Erdrich uses some of her personal family history and background as source for The Master Butcher's Singing Club. In this case, it is important to note some of the information surrounding German-American lifestyle. Overwhelmingly, Germans immigrated to the United States in search of an improved standard of living. There were incentives from land and railroad compaines as well to insure jobs for German immigrants.
After a failed German Revolution in 1848, there was the greatest wave of political asylum seekers who left Germany. The majority of the German immigrants had in mind their idea of achieving, "The American Dream." They wanted to be where soil was fertile and space was abundant. By the end of the 19th century, most immigrants were unmarried industrial workers who came to the United States seeking seasonal work but never returned to Germany.
Many immigrants would settle with or around others who spoke their native language or were from the same area of Germany. Many settled in the Midwest where they became bakers, butchers, shoemakers, and cabinet makers. Germans also became high profile businessmen and shopkeepers. The largest group of German immigrants in any given time period were the skilled craftspeople. They immigrated to major cities such as Pittsburgh, Cincinnati, and Chicago.
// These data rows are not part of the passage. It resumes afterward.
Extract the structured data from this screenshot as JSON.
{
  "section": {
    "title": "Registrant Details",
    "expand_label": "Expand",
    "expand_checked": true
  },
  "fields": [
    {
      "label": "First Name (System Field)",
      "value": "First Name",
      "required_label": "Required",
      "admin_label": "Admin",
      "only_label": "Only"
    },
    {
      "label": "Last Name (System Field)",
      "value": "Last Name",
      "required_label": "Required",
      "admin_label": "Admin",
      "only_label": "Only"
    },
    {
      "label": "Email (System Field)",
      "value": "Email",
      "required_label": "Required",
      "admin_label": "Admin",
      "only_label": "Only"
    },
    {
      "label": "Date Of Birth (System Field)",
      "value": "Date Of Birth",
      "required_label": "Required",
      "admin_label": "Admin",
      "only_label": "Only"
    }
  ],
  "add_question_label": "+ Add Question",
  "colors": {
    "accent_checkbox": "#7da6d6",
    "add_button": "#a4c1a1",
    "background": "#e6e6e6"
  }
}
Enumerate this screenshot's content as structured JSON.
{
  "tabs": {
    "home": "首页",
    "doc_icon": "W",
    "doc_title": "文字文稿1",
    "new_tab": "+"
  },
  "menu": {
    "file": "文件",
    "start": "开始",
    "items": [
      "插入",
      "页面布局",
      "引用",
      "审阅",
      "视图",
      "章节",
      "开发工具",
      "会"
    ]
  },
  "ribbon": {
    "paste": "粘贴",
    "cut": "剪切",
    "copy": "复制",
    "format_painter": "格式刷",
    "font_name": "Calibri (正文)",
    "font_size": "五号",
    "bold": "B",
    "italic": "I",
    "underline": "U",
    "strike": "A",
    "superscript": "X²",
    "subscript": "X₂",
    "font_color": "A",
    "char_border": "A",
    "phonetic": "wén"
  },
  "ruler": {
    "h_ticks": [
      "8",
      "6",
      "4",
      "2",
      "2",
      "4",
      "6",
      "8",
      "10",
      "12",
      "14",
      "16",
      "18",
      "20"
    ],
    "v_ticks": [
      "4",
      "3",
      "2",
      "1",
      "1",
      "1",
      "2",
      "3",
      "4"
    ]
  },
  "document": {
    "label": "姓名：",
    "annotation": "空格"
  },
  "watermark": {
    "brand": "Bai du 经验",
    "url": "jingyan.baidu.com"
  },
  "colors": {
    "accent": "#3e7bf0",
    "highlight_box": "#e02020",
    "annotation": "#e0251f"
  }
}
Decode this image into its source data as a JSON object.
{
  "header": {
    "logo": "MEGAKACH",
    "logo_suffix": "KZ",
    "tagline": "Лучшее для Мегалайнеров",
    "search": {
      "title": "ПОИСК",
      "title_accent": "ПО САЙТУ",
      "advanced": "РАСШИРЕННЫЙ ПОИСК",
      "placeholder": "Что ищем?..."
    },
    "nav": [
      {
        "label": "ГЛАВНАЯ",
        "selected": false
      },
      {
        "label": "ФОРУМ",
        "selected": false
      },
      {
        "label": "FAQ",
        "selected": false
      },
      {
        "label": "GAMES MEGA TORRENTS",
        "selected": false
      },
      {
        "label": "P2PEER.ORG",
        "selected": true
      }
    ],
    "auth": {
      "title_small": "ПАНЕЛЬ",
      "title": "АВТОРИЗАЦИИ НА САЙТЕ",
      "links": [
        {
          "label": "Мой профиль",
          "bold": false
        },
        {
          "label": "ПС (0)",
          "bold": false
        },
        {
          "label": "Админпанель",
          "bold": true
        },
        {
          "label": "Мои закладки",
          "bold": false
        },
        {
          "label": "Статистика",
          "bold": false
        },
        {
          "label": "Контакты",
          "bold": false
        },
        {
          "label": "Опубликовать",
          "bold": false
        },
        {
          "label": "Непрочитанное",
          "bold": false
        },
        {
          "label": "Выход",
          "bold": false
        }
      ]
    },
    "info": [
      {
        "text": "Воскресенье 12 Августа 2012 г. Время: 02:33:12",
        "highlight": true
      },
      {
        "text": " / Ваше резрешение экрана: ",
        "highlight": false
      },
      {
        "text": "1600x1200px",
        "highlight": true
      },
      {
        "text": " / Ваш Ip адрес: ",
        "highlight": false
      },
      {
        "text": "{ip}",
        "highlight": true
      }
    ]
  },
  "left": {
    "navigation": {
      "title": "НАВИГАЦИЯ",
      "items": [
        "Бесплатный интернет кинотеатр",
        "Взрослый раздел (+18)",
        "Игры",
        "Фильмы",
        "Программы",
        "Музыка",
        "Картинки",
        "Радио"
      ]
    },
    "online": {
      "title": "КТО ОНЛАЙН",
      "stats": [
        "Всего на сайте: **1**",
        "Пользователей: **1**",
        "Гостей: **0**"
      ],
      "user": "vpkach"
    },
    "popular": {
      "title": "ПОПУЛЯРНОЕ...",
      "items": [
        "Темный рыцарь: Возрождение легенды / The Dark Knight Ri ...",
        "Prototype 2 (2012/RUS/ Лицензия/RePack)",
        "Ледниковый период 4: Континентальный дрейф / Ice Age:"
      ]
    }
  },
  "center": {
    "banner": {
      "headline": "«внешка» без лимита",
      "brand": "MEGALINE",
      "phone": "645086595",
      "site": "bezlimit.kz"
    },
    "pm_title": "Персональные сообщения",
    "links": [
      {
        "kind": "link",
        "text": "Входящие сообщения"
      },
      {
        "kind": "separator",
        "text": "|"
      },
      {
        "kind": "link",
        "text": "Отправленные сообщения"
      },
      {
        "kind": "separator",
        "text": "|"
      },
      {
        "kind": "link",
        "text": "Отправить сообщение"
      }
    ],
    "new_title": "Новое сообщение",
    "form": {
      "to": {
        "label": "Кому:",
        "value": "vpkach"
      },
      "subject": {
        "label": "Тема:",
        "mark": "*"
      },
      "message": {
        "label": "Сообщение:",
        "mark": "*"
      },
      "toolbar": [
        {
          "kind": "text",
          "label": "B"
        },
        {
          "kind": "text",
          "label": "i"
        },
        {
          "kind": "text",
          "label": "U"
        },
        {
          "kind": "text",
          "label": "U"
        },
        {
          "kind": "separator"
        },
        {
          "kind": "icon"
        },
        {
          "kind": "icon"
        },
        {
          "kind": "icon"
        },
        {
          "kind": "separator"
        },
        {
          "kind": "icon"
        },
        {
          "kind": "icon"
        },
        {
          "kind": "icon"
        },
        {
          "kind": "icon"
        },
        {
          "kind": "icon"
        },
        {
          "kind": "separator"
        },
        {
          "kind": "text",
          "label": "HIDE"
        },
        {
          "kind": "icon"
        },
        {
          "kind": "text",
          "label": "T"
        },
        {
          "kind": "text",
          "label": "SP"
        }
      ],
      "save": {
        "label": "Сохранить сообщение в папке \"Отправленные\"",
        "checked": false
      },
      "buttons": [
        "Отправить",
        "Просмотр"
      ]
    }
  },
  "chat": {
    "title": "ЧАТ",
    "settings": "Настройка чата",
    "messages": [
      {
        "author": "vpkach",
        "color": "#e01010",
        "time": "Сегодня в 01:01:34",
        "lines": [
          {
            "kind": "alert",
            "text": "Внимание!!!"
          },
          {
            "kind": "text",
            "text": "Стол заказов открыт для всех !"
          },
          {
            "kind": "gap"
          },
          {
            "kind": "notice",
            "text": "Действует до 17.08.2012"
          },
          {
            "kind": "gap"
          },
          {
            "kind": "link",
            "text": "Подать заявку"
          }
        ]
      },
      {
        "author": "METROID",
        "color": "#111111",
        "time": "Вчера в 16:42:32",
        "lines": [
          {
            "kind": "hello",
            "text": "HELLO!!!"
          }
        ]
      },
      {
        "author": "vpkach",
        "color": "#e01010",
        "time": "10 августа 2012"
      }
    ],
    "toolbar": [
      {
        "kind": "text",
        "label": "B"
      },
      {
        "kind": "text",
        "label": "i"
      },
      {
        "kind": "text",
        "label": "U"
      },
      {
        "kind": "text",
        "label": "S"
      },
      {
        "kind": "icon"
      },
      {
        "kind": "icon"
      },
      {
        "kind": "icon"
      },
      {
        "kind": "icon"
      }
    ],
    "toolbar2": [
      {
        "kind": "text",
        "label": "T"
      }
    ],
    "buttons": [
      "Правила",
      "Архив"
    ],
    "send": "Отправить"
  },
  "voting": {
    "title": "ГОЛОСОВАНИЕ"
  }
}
In 1900, Kaiser Wilhelm II instituted the idea of national German pride. His influence was felt across the sea in the United States by way of a divided feeling of German-Americans on the stand of an imperialist Germany. This idea of loyalty was felt not only in the U.S., but in Germany as well. The Socialists felt that the Kaiser's power centerred on a too militaristic reign. Millions of Americans held on to an attachment to the German language and culture. The 1830s through the 1870s saw a massive immigration of Germans to the U.S. resulting in their being an important ethnic block of society. The immigration explosion of youthful Germans resulted in their bringing a pro-imperialist view of Germany to the American public by way of the German-American press. 1901 saw the formation of the German-American alliance, a pressure group used to enforce upon the politicians propaganda geared to an imperial Germany.
The United States entrance in World War I in 1917 caused an increase in abuse on German-Americans. The public opinion of the time rejected all forms of foreign language and culture. Thus, upon the eve of World War II, there was no form of Nazi propaganda, leaving the German-Americans to have no view on the war without public retaliation. To this day, there remain untold accounts of German-American internment camps during World War II.